Frank Pauze, coordinator for the School of Resort & Hospitality Management at Killington, likens the training his students get to a medical school residency.
“Students first work on theory in the classroom, then go out in the real world to apply it/live it, solving real problems and dealing with ongoing catastrophes as they unfold,” he said. “Killington Resort is the lab in which Castleton students can practice skills and learn through on-the-job training. It’s similar to how a teaching hospital trains doctors,” he said.
Mike Solimano, president and general manager of Killington Resort, agreed. “The program provides real-life experience than immediately translates into the skills needed to succeed in the resort industry,” he said.
The co-beneficial partnership also provides unparalleled access to industry leaders. Students regularly share lunch in small groups with Solimano, Director of Finance Matt Kinsman, Director of Mountain Operations Jeff Temple and others on the executive team.
The “learning truly goes both ways,” said Rob Megnin, a professor at the School of Resort & Hospitality Management and former marketing director at Killington Resort. “Members of the resort team also get good feedback from students who are on the ground.”
Though many students do, not all go on to work at Killington Resort after graduation. “It’s a very small industry and we have connections across the U.S. and world, so if a student wishes to pursue opportunities out West or elsewhere, we can certainly help with that, too” said Pauze.
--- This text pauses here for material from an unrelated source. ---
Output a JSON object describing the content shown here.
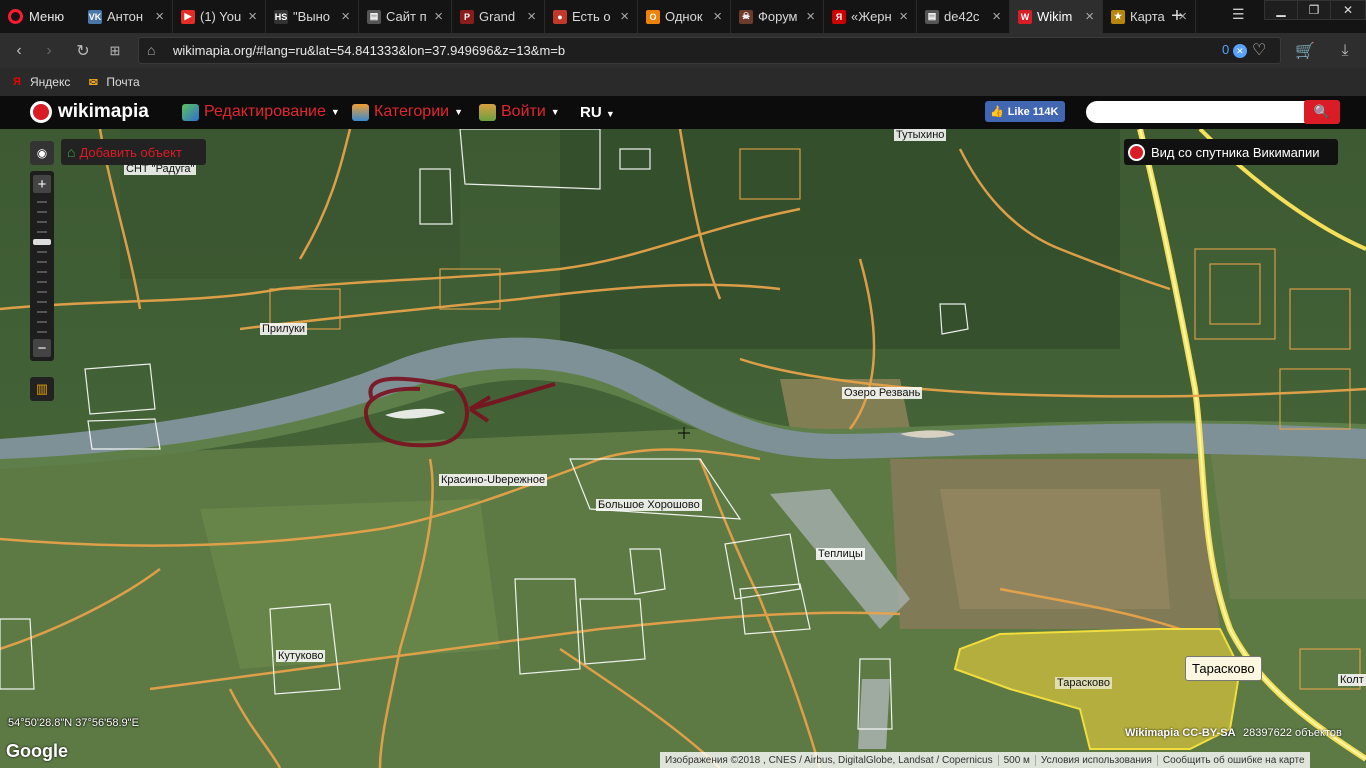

In addition to a virtual job guarantee, student in the school of resort management also graduate with low student debt. This is because students make money while earning their degree at Killington.
Each year, students partake in a co-ops at the resort: two during the winter trimester (early December to early March) and one in the summer (June-August). These are opportunities for students to gain experience in both “front of the house” (guest contact) and “back of the house” (non-guest contact) positions and experience resort operations both in the winter and in the summer. Students earn an average of $6,200 during their co-op placements, Pauze said. Most also work part-time throughout the year earning $15,000-$20,000 more, he added.
Students also graduate in a shorter amount of time, earning a Bachelor of Science in Resort and Hospitality & Management in just three years.
Room and board costs, however, are higher compared to traditional college housing, as the school year extends longer.
Pauze said he expects more Vermonters to enroll in the program in the near future. Historically, enrollment has been primarily out-of-state students with only a handful of Vermonters joining them, he said. But, since Castleton University has taken over the costs have decreased significantly, which he believes will draw in more locals — particularly if they’re weighing a typical return on their investment for other higher ed programs.
“The students are living the life and making money,” Pauze summarized. “It’s a pretty sweet deal.”